I ran up to the counter, and cheerfully asked the man if he could please give me a veggie grinder.  He gave me a very baffled look, and directed me to Aisle 6.


I was somewhat crestfallen.  I didn't want a premade sandwich.  I wanted a fresh sandwich, built right in front of me, to my own specifications.  But he was insistent.  I would find my grinder on Aisle 6.  I made my way to Aisle 6... which housed cooking implements, including table-mount grinders for all my food grinding needs.


Oh.


I went back to the counter, and pointed at the sign, and told the guy that I wanted one of those types of sandwiches.  He got it, now, and was glad to make me a "sub".  Those New Yorkers.  Aren't they cute?


A few months later, I brought back a "grinder sale" sign to show my friends how we did it in CT.  Somehow, we managed to stay friends all these years.  The grinder incident didn't freak them out that much, though I admit that my near-death mono episode was a little more dicey.  Through the boyfriends, the girlfriends, the moving, the marriages, the turning 30, the various babies, and all the graduate degrees we've all gone after because we just can't settle down and become productive members of society until we are sufficiently over-educated, we've all stuck around in some way or another for each other.


Happy Celebration Weekend, guys!  Anyone up for a trip to Wegmans?  I'm in a mood for grinders.  And birthday cake!

Thursday, March 4, 2010

A Nice Pair of Scrubs

Just so you don’t get the idea that my nifty job is all fun and games… the other night, I was caring for a family when a patient got sick and let fly with his stomach contents.  It was so totally not his fault in any way, but he still got my trousers.  I am fairly sure I am going to have to throw out my shoes (suede Danskos).  I wiped them down with the super strong stretcher wipes that LifeStar uses to clean their equipment after they come in with their stretcher covered in crud and interesting substances of all natures and descriptions.  However, I can’t throw Danskos in the boiling hot lye water wash I plan to wash everything else I was wearing in.  I know that the super strong hospital strength stretcher wipes are good enough for LifeStar, but are they good enough for me?  I don’t have that germaphobe reputation for nothing.

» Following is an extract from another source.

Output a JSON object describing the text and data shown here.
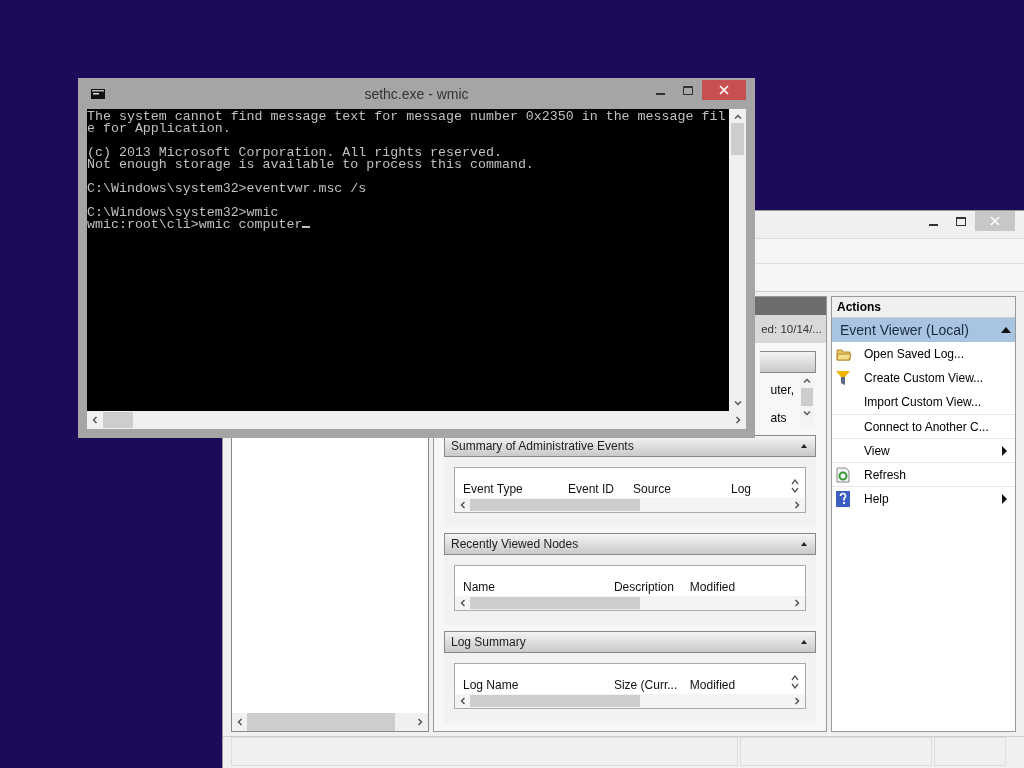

I did get a massive pair of scrubs out of the deal.  I headed down to an inservice at 730AM looking like an OompaLoompa, and I’m fairly sure that someone wondered why I was wearing clown-sized pants at Morning Report.  They are naturally extremely comfy, but something that is that big has to be comfy.  They are an exceptional shade of navy blue, institutional and nondescript at the same time.  The scrubs will probably make great jammies, or new “wear around the house” pants for the days when I want a variation on my yoga-pant workout.  (You wear yoga pants and walk around the house, thinking exercising thoughts like, "I wonder if I'd like to go to the gym"). 


As far as *getting* the scrubs... well, I was a little leery of sounding like a total wimp by asking for scrubs.  I took the stretcher wipes to my pants, too, but after a quick walk to a different waiting room, I relized in the elevator that the pants smelled like a combination of stomach contents and stretcher wipes.  That solved my wimp worries.  And now all God's people say, "PEE-EWW!"  

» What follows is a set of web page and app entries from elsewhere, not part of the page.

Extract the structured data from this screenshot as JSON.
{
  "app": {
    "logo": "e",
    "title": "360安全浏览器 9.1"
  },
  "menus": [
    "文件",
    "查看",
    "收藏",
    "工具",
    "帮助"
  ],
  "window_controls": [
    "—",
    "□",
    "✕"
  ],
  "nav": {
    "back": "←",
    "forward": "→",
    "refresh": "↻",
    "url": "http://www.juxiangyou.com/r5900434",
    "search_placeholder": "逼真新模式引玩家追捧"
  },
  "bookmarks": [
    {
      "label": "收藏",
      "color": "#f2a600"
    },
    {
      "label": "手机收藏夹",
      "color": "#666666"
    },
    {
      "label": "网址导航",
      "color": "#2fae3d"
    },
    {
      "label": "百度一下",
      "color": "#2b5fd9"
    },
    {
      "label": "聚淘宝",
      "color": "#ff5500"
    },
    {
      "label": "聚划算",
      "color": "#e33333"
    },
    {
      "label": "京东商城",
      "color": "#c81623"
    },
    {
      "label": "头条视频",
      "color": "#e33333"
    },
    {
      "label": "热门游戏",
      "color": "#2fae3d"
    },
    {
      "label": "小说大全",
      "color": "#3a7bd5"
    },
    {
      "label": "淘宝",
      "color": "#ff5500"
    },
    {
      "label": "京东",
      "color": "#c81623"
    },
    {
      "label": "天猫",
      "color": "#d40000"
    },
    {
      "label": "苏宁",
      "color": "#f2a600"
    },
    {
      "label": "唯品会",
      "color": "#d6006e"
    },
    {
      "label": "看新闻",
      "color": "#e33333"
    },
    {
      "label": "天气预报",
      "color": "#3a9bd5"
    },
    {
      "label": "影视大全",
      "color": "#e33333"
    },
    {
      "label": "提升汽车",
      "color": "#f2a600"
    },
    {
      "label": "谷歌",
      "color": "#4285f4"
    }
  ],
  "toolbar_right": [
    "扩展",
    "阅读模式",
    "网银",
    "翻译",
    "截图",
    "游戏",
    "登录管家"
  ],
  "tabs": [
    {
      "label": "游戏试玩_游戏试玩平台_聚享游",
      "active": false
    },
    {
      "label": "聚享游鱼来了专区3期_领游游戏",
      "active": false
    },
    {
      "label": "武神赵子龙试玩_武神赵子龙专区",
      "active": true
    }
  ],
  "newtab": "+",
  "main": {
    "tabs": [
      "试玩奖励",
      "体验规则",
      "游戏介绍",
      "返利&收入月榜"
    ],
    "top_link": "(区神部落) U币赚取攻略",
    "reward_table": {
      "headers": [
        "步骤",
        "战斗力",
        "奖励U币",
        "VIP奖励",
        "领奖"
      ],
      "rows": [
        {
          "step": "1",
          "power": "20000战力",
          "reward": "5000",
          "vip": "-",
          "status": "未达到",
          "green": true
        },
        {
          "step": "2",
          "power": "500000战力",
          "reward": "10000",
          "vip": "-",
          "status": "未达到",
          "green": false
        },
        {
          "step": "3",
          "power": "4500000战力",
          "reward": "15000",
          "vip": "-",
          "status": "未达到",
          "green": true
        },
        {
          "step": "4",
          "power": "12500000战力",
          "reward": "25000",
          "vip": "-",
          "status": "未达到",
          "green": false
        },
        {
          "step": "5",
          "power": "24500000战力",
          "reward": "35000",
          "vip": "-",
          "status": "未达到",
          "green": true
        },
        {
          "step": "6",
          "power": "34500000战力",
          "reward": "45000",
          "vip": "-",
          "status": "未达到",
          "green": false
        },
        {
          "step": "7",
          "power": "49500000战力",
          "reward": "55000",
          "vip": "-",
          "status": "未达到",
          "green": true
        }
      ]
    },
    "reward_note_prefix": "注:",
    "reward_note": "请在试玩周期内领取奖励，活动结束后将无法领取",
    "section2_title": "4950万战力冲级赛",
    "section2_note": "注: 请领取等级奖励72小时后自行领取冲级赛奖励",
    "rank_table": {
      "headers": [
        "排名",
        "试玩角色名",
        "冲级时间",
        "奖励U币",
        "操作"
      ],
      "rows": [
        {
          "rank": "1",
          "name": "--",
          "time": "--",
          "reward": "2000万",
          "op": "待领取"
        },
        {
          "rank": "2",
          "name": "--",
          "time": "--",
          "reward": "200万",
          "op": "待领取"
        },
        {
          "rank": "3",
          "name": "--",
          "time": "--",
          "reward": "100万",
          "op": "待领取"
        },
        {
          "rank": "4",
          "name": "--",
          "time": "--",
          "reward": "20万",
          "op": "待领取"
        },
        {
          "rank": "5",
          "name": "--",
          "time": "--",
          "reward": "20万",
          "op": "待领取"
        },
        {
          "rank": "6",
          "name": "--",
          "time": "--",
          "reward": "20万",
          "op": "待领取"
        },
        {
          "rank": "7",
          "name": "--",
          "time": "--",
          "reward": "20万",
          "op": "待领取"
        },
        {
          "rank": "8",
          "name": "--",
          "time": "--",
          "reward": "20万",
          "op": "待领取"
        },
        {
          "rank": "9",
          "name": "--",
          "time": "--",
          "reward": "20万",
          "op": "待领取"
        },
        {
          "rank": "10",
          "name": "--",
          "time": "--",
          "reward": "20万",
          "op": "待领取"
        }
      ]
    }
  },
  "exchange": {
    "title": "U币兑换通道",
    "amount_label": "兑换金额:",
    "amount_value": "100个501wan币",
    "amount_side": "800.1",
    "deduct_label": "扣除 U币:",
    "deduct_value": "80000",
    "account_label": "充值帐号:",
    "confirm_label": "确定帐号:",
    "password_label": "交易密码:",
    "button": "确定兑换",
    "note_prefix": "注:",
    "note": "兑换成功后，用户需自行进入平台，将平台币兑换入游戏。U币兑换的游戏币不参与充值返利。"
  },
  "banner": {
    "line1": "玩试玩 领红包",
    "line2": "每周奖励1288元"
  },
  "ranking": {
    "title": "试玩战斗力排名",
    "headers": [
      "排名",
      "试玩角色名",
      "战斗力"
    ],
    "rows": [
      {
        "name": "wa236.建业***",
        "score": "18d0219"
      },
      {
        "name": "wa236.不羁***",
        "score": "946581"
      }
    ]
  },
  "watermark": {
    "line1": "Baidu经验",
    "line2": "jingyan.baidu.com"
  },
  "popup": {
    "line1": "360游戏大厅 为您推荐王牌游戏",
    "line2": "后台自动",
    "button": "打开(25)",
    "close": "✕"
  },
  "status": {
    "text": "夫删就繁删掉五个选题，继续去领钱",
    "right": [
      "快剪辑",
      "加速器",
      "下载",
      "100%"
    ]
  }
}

Lucky for me, we all knew it had been a top-ten most-bizarre things-ever call.  I looked straight at the charge nurse and said something smooth like, “Hey there, my pants stink and I don’t want to stink all night.  Please save me from myself.”  And she waved her hands with the power and might of Anna Wintour, and just like that, new pants were procured. 

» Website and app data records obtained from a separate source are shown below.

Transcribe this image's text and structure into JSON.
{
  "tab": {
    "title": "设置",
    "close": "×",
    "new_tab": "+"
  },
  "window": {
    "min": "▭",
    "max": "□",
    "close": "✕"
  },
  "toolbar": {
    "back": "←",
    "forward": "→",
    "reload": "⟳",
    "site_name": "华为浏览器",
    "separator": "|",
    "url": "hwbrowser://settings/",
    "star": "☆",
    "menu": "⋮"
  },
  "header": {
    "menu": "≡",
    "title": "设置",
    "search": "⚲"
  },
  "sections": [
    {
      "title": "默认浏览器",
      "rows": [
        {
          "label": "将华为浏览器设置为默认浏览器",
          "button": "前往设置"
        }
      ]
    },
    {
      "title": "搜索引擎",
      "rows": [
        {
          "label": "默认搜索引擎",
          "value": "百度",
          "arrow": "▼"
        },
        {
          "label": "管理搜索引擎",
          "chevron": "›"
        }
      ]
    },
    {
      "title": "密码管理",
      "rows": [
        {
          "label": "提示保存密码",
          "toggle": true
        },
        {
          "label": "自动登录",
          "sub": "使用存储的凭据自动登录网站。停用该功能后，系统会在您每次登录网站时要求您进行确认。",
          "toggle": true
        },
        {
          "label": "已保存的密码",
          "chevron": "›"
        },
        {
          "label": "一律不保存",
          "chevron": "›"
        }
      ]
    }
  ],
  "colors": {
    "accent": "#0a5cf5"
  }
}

Anna Wintour DOES get you more FASHIONABLE clothes (I wouldn't mind a pair of those cute Prada flats that were so popular last year.  Call me!), but I will settle happily with clown pants. 


Let's just not mention to anyone that the chaplain did a quick strip in her office.  That sort of thing tends to weird out the fundamentalists.